Maybe a rose by any other name would smell as sweet, but slapping the label “rose” on a skunk would not improve the impression the small mammal makes on those in proximity to its scent.
And that is the problem with the widely used new term “smart beta,” which generally has a positive connotation in the investment world but which is increasingly being applied to products with a rank smell — perhaps at least to Rob Arnott, whose firm, Research Affiliates, is most identified with smart beta.
In a newly published essay, Arnott, together with Research Affiliates senior researcher Engin Kose, wades into the fray on the true meaning of smart beta, which he views as “one of the most overused, ill-defined, and controversial terms in the modern financial lexicon.”
While Research Affiliates’ smart beta products have been commercially available now for close to 10 years, Arnott has perhaps been circumspect about defining a term that he makes clear was not his own invention.
So why speak up now?
“The success of so-called smart beta products has attracted a host of new entrants purporting to be smart beta products when, frankly, they aren’t!”
The fact that his own smart beta products — once derided as repackaged value investing based on back-tested data, he recalls — are just shy of 10 years of live data demonstrating their outperformance relative to cap-weighed indexing also suggests the need for a concrete definition of the strategy that has produced these results.
For starters, smart beta should not be understood as merely something other than traditional cap-weighted indexing. In fact, Arnott and Kose gallantly defend the rival indexing approach from charges that it is “dumb beta.”
“If an investor wants to own the broad market, wants to pay next to nothing for market exposure, and doesn’t want to play in the performance-seeking game, cap-weighted indexing is the smartest choice, by far,” they write.

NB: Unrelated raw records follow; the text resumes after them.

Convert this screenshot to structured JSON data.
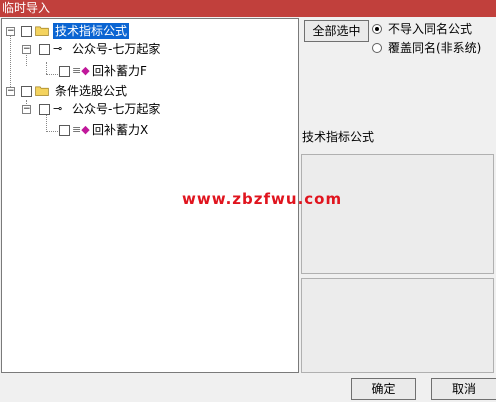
{
  "window": {
    "title": "临时导入"
  },
  "tree": {
    "roots": [
      {
        "label": "技术指标公式",
        "selected": true,
        "child": {
          "label": "公众号-七万起家",
          "leaf": "回补蓄力F"
        }
      },
      {
        "label": "条件选股公式",
        "selected": false,
        "child": {
          "label": "公众号-七万起家",
          "leaf": "回补蓄力X"
        }
      }
    ]
  },
  "buttons": {
    "select_all": "全部选中",
    "ok": "确定",
    "cancel": "取消"
  },
  "options": {
    "no_import_same": "不导入同名公式",
    "overwrite_same": "覆盖同名(非系统)",
    "selected": "no_import_same"
  },
  "preview": {
    "label": "技术指标公式"
  },
  "watermark": {
    "text": "www.zbzfwu.com"
  },
  "colors": {
    "titlebar": "#c1403c",
    "selection": "#0a64d2",
    "watermark": "#e0141e"
  }
}
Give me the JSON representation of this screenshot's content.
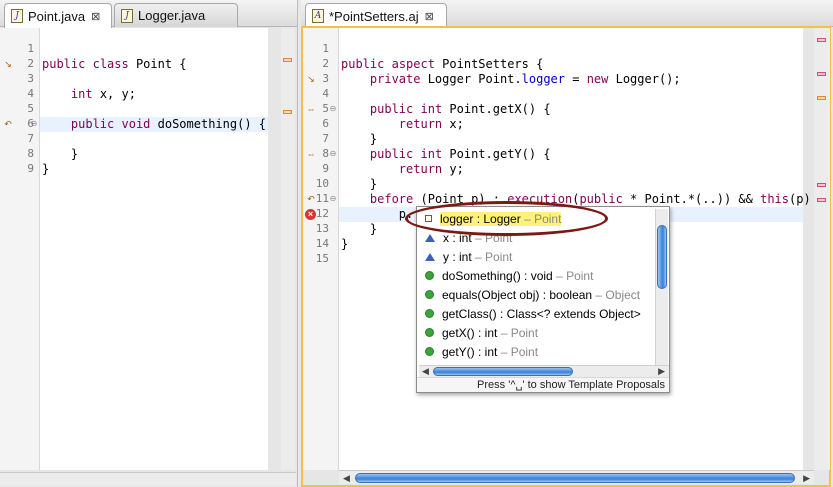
{
  "left_tabs": [
    {
      "label": "Point.java",
      "close": "⊠",
      "icon": "java-file-icon"
    },
    {
      "label": "Logger.java",
      "icon": "java-file-icon"
    }
  ],
  "right_tabs": [
    {
      "label": "*PointSetters.aj",
      "close": "⊠",
      "icon": "aspectj-file-icon"
    }
  ],
  "left_code": {
    "line_numbers": [
      "1",
      "2",
      "3",
      "4",
      "5",
      "6",
      "7",
      "8",
      "9"
    ],
    "lines": [
      "",
      "public class Point {",
      "",
      "    int x, y;",
      "",
      "    public void doSomething() {",
      "",
      "    }",
      "}"
    ]
  },
  "right_code": {
    "line_numbers": [
      "1",
      "2",
      "3",
      "4",
      "5",
      "6",
      "7",
      "8",
      "9",
      "10",
      "11",
      "12",
      "13",
      "14",
      "15"
    ],
    "lines": [
      "",
      "public aspect PointSetters {",
      "    private Logger Point.logger = new Logger();",
      "",
      "    public int Point.getX() {",
      "        return x;",
      "    }",
      "    public int Point.getY() {",
      "        return y;",
      "    }",
      "    before (Point p) : execution(public * Point.*(..)) && this(p)",
      "        p.",
      "    }",
      "}",
      ""
    ]
  },
  "proposals": [
    {
      "text": "logger : Logger",
      "owner": " – Point",
      "icon": "field-private-icon"
    },
    {
      "text": "x : int",
      "owner": " – Point",
      "icon": "field-default-icon"
    },
    {
      "text": "y : int",
      "owner": " – Point",
      "icon": "field-default-icon"
    },
    {
      "text": "doSomething() : void",
      "owner": " – Point",
      "icon": "method-public-icon"
    },
    {
      "text": "equals(Object obj) : boolean",
      "owner": " – Object",
      "icon": "method-public-icon"
    },
    {
      "text": "getClass() : Class<? extends Object>",
      "owner": "",
      "icon": "method-public-icon"
    },
    {
      "text": "getX() : int",
      "owner": " – Point",
      "icon": "method-public-icon"
    },
    {
      "text": "getY() : int",
      "owner": " – Point",
      "icon": "method-public-icon"
    }
  ],
  "popup_status": "Press '^␣' to show Template Proposals",
  "colors": {
    "keyword": "#7f0055",
    "field": "#0000c0",
    "selection": "#fff17a",
    "annotation": "#7a1a12"
  }
}
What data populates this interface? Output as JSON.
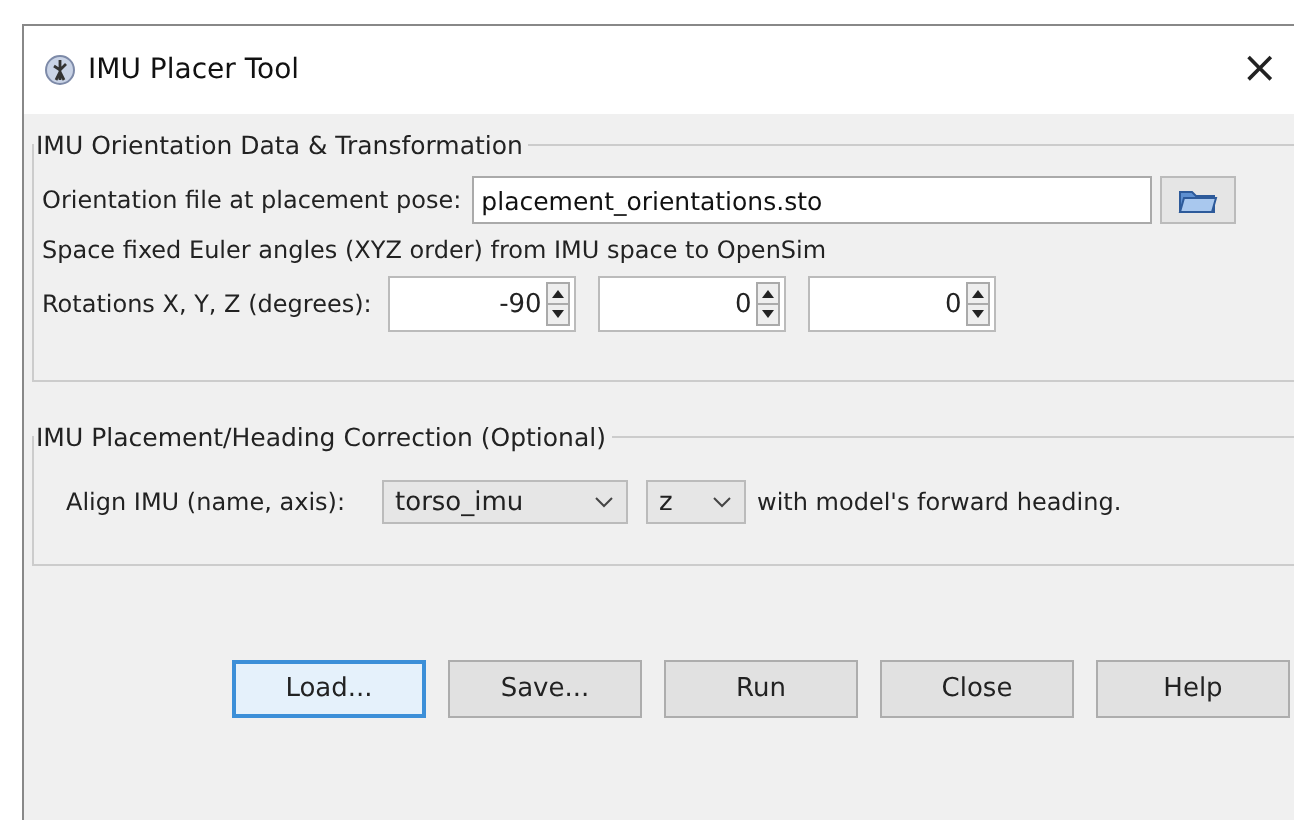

Respectfully acknowledging the integrity of this strategy, Arnott’s worry seems to be the “me-too firms” that want to “stamp smart beta on anything that’s not cap-weighted indexing.”
Towers Watson, the investment consulting firm that coined the term smart beta, last year sought to add clarity to the term by defining it as “good investment ideas … structured better,” adding that such strategies should be “simple, low-cost, transparent and systematic.”
Arnott and Kose want to build on that definition, specifically with respect to equities. Here is their definition:
“A category of valuation-indifferent strategies that consciously and deliberately break the link between the price of an asset and its weight in the portfolio, seeking to earn excess returns over the cap-weighted benchmark by no longer weighting assets proportional to their popularity, while retaining most of the positive attributes of passive indexing.”
This definition enables them to sharply contrast their approach to that of cap-weighted portfolios, whose indices are linked to price and therefore “automatically increase the allocation to companies whose stock prices have risen, and reduce the weight for companies whose stock prices have fallen.”